__REQUIRED WORK__: Return each line of the entries that mentions the word "JSON".

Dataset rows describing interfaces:
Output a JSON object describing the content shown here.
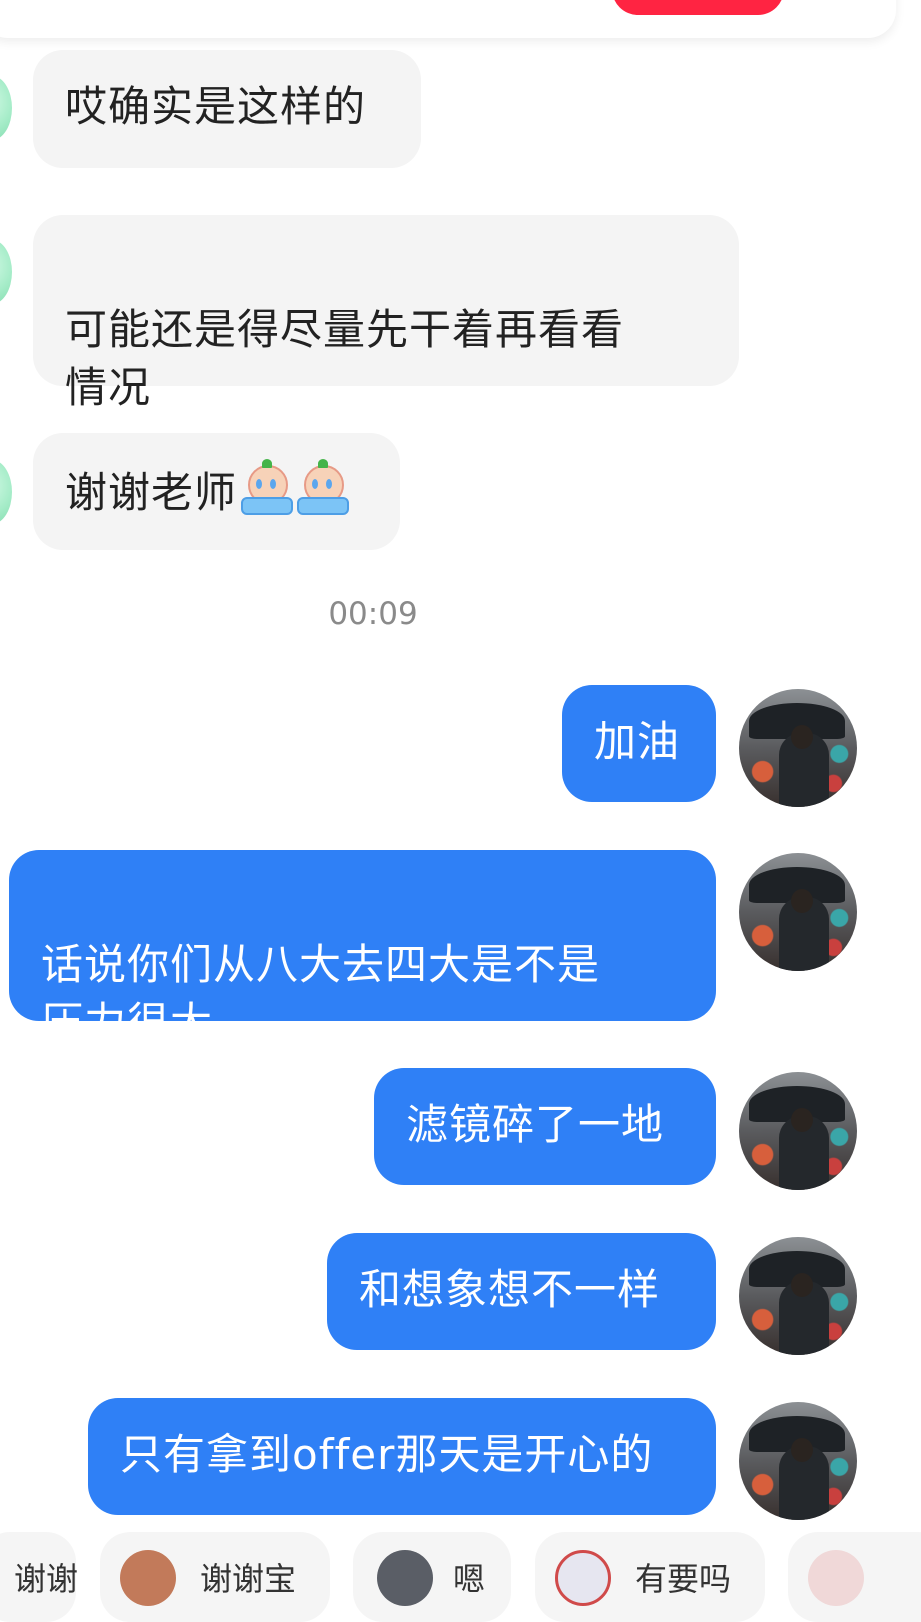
{
  "messages": [
    {
      "side": "in",
      "text": "哎确实是这样的"
    },
    {
      "side": "in",
      "text": "可能还是得尽量先干着再看看\n情况"
    },
    {
      "side": "in",
      "text": "谢谢老师"
    },
    {
      "side": "out",
      "text": "加油"
    },
    {
      "side": "out",
      "text": "话说你们从八大去四大是不是\n压力很大"
    },
    {
      "side": "out",
      "text": "滤镜碎了一地"
    },
    {
      "side": "out",
      "text": "和想象想不一样"
    },
    {
      "side": "out",
      "text": "只有拿到offer那天是开心的"
    }
  ],
  "timestamp": "00:09",
  "emoji_names": [
    "crying-emoji",
    "crying-emoji"
  ],
  "quick_replies": [
    "谢谢",
    "谢谢宝",
    "嗯",
    "有要吗"
  ],
  "colors": {
    "outgoing_bubble": "#2f80f6",
    "incoming_bubble": "#f4f4f4",
    "brand_red": "#ff2442"
  }
}
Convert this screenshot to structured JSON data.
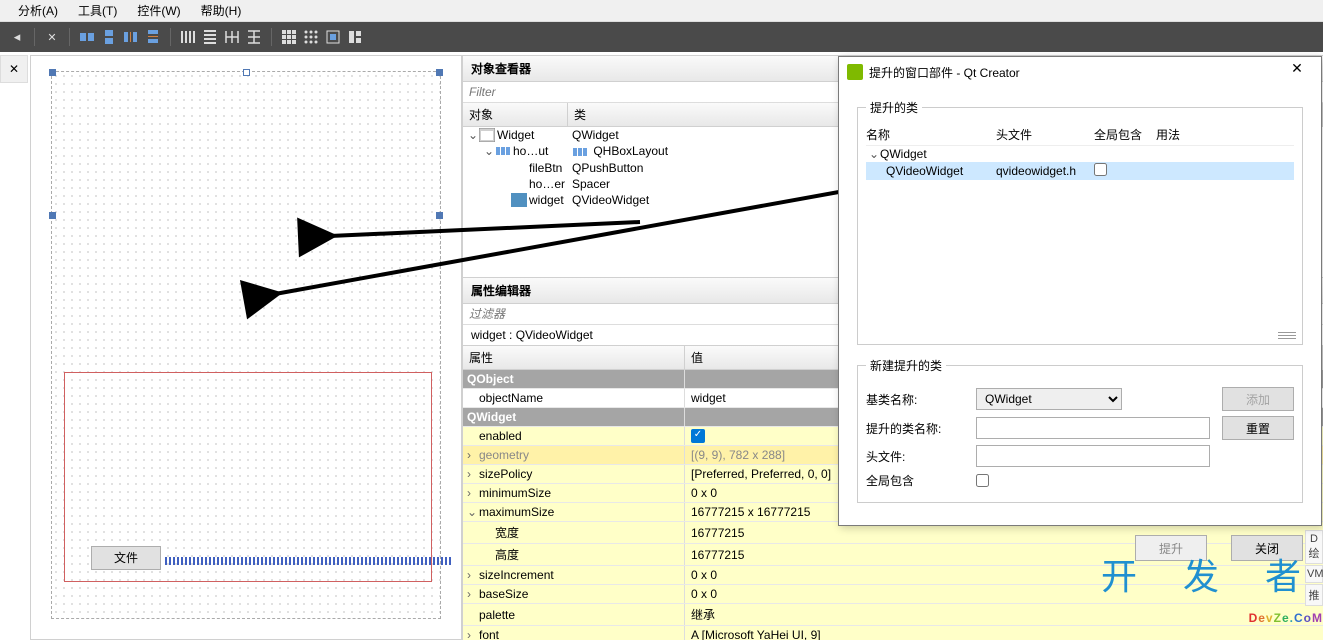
{
  "menubar": [
    "分析(A)",
    "工具(T)",
    "控件(W)",
    "帮助(H)"
  ],
  "designer": {
    "file_button": "文件"
  },
  "object_inspector": {
    "title": "对象查看器",
    "filter_placeholder": "Filter",
    "headers": [
      "对象",
      "类"
    ],
    "rows": [
      {
        "indent": 0,
        "exp": "v",
        "name": "Widget",
        "cls": "QWidget",
        "icon": "form"
      },
      {
        "indent": 1,
        "exp": "v",
        "name": "ho…ut",
        "cls": "QHBoxLayout",
        "icon": "hbox"
      },
      {
        "indent": 2,
        "exp": "",
        "name": "fileBtn",
        "cls": "QPushButton",
        "icon": ""
      },
      {
        "indent": 2,
        "exp": "",
        "name": "ho…er",
        "cls": "Spacer",
        "icon": ""
      },
      {
        "indent": 2,
        "exp": "",
        "name": "widget",
        "cls": "QVideoWidget",
        "icon": "q",
        "sel": true
      }
    ]
  },
  "property_editor": {
    "title": "属性编辑器",
    "filter_placeholder": "过滤器",
    "context": "widget : QVideoWidget",
    "headers": [
      "属性",
      "值"
    ],
    "rows": [
      {
        "type": "group",
        "k": "QObject"
      },
      {
        "k": "objectName",
        "v": "widget",
        "alt": false
      },
      {
        "type": "group",
        "k": "QWidget"
      },
      {
        "k": "enabled",
        "v": "[check]",
        "alt": true
      },
      {
        "k": "geometry",
        "v": "[(9, 9), 782 x 288]",
        "alt": true,
        "exp": ">",
        "sel": true,
        "dim": true
      },
      {
        "k": "sizePolicy",
        "v": "[Preferred, Preferred, 0, 0]",
        "alt": true,
        "exp": ">"
      },
      {
        "k": "minimumSize",
        "v": "0 x 0",
        "alt": true,
        "exp": ">"
      },
      {
        "k": "maximumSize",
        "v": "16777215 x 16777215",
        "alt": true,
        "exp": "v"
      },
      {
        "k": "宽度",
        "v": "16777215",
        "alt": true,
        "sub": true
      },
      {
        "k": "高度",
        "v": "16777215",
        "alt": true,
        "sub": true
      },
      {
        "k": "sizeIncrement",
        "v": "0 x 0",
        "alt": true,
        "exp": ">"
      },
      {
        "k": "baseSize",
        "v": "0 x 0",
        "alt": true,
        "exp": ">"
      },
      {
        "k": "palette",
        "v": "继承",
        "alt": true
      },
      {
        "k": "font",
        "v": "A  [Microsoft YaHei UI, 9]",
        "alt": true,
        "exp": ">"
      }
    ]
  },
  "dialog": {
    "title": "提升的窗口部件 - Qt Creator",
    "group1_title": "提升的类",
    "class_headers": [
      "名称",
      "头文件",
      "全局包含",
      "用法"
    ],
    "class_rows": [
      {
        "indent": 0,
        "name": "QWidget",
        "header": "",
        "global": "",
        "exp": "v"
      },
      {
        "indent": 1,
        "name": "QVideoWidget",
        "header": "qvideowidget.h",
        "global": false,
        "sel": true
      }
    ],
    "group2_title": "新建提升的类",
    "base_label": "基类名称:",
    "base_value": "QWidget",
    "promoted_label": "提升的类名称:",
    "header_label": "头文件:",
    "global_label": "全局包含",
    "add_button": "添加",
    "reset_button": "重置",
    "promote_button": "提升",
    "close_button": "关闭"
  },
  "right_tabs": [
    "D绘",
    "VML",
    "推"
  ],
  "watermark": {
    "line1": "开 发 者",
    "line2_chars": [
      "D",
      "e",
      "v",
      "Z",
      "e",
      ".",
      "C",
      "o",
      "M"
    ]
  }
}
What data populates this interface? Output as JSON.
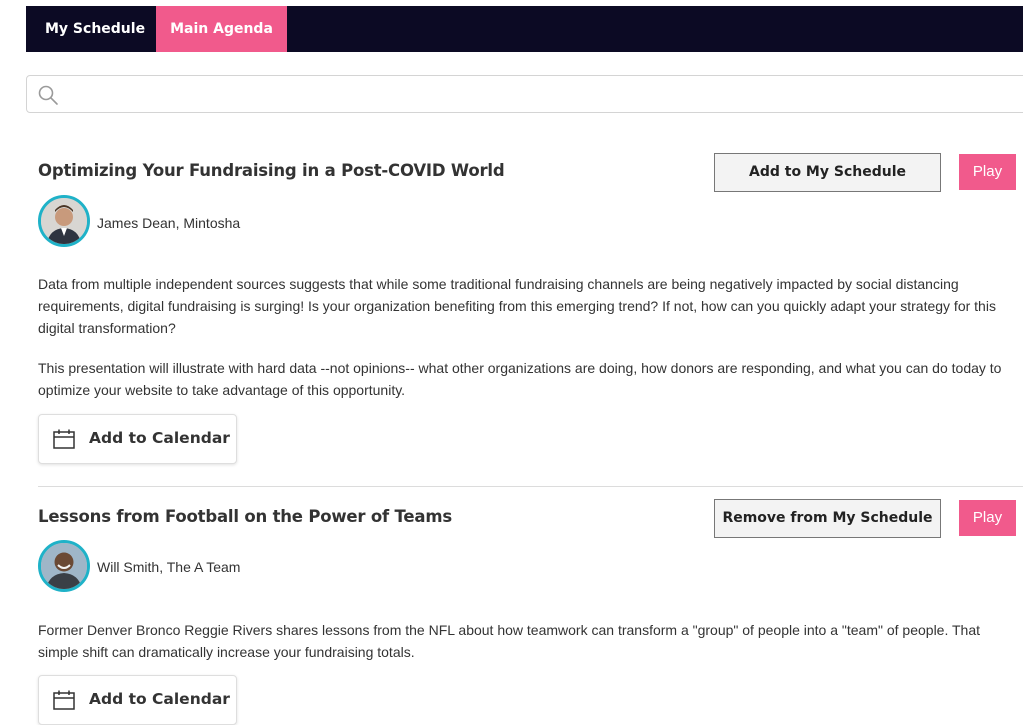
{
  "nav": {
    "tabs": [
      {
        "label": "My Schedule"
      },
      {
        "label": "Main Agenda"
      }
    ],
    "active_color": "#f15a8c",
    "bar_color": "#0c0a24"
  },
  "search": {
    "placeholder": "",
    "value": ""
  },
  "sessions": [
    {
      "title": "Optimizing Your Fundraising in a Post-COVID World",
      "schedule_button": "Add to My Schedule",
      "play_button": "Play",
      "speaker": "James Dean, Mintosha",
      "paragraphs": [
        "Data from multiple independent sources suggests that while some traditional fundraising channels are being negatively impacted by social distancing requirements, digital fundraising is surging!  Is your organization benefiting from this emerging trend?  If not, how can you quickly adapt your strategy for this digital transformation?",
        "This presentation will illustrate with hard data --not opinions-- what other organizations are doing, how donors are responding, and what you can do today to optimize your website to take advantage of this opportunity."
      ],
      "calendar_button": "Add to Calendar"
    },
    {
      "title": "Lessons from Football on the Power of Teams",
      "schedule_button": "Remove from My Schedule",
      "play_button": "Play",
      "speaker": "Will Smith, The A Team",
      "paragraphs": [
        "Former Denver Bronco Reggie Rivers shares lessons from the NFL about how teamwork can transform a \"group\" of people into a \"team\" of people. That simple shift can dramatically increase your fundraising totals."
      ],
      "calendar_button": "Add to Calendar"
    }
  ],
  "icons": {
    "search": "search-icon",
    "calendar": "calendar-icon",
    "avatar": "avatar"
  }
}
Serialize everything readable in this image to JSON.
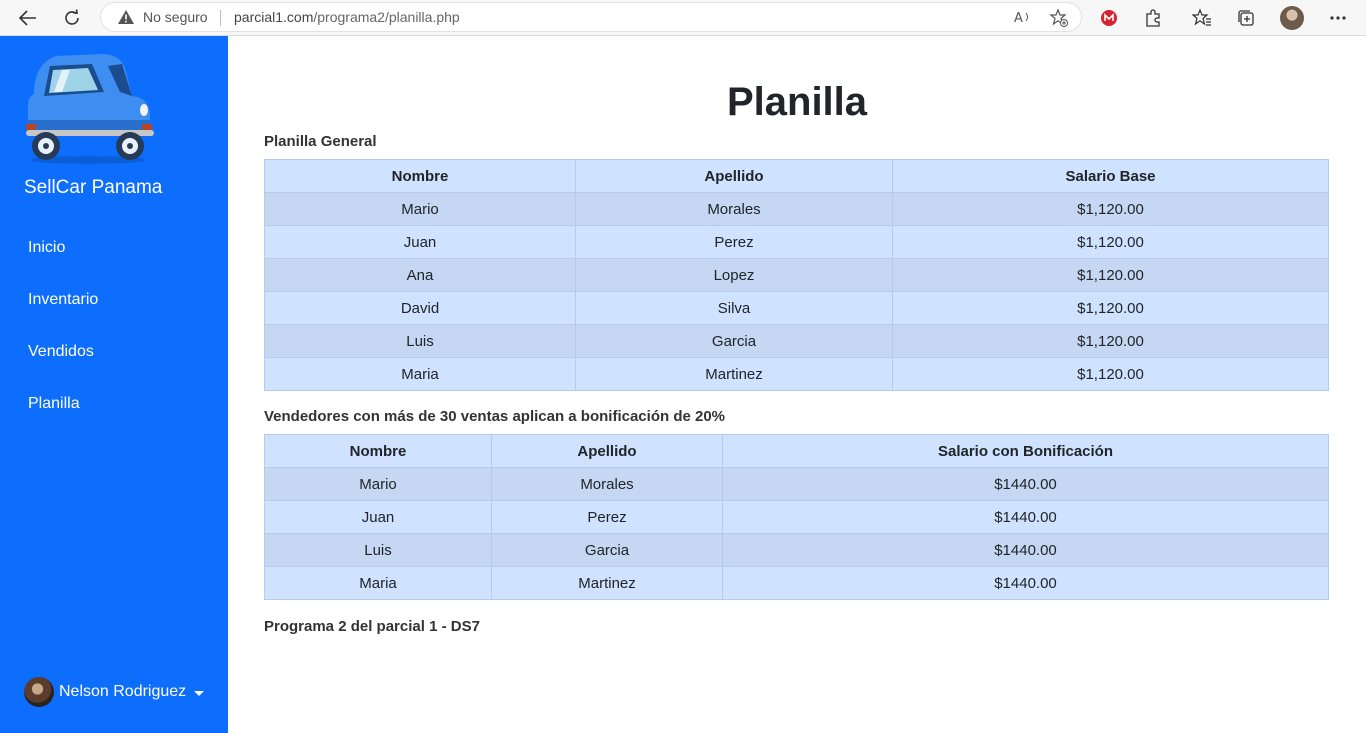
{
  "browser": {
    "security_label": "No seguro",
    "url_domain": "parcial1.com",
    "url_path": "/programa2/planilla.php"
  },
  "sidebar": {
    "brand": "SellCar Panama",
    "items": [
      {
        "label": "Inicio"
      },
      {
        "label": "Inventario"
      },
      {
        "label": "Vendidos"
      },
      {
        "label": "Planilla"
      }
    ],
    "user_name": "Nelson Rodriguez",
    "bg_color": "#0d6efd"
  },
  "main": {
    "title": "Planilla",
    "general": {
      "caption": "Planilla General",
      "headers": [
        "Nombre",
        "Apellido",
        "Salario Base"
      ],
      "rows": [
        [
          "Mario",
          "Morales",
          "$1,120.00"
        ],
        [
          "Juan",
          "Perez",
          "$1,120.00"
        ],
        [
          "Ana",
          "Lopez",
          "$1,120.00"
        ],
        [
          "David",
          "Silva",
          "$1,120.00"
        ],
        [
          "Luis",
          "Garcia",
          "$1,120.00"
        ],
        [
          "Maria",
          "Martinez",
          "$1,120.00"
        ]
      ]
    },
    "bonus": {
      "caption": "Vendedores con más de 30 ventas aplican a bonificación de 20%",
      "headers": [
        "Nombre",
        "Apellido",
        "Salario con Bonificación"
      ],
      "rows": [
        [
          "Mario",
          "Morales",
          "$1440.00"
        ],
        [
          "Juan",
          "Perez",
          "$1440.00"
        ],
        [
          "Luis",
          "Garcia",
          "$1440.00"
        ],
        [
          "Maria",
          "Martinez",
          "$1440.00"
        ]
      ]
    },
    "footer": "Programa 2 del parcial 1 - DS7"
  },
  "icons": [
    "back-arrow-icon",
    "refresh-icon",
    "warning-icon",
    "read-aloud-icon",
    "favorite-add-icon",
    "extension-red-icon",
    "extensions-icon",
    "favorites-icon",
    "collections-icon",
    "profile-icon",
    "more-icon",
    "car-logo-icon",
    "caret-down-icon"
  ]
}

__EXERCISE OUTPUT__:
Output a JSON object describing the content shown here.
Convert this screenshot to structured JSON data.
What data populates this interface? Output as JSON.
Serialize everything readable in this image to JSON.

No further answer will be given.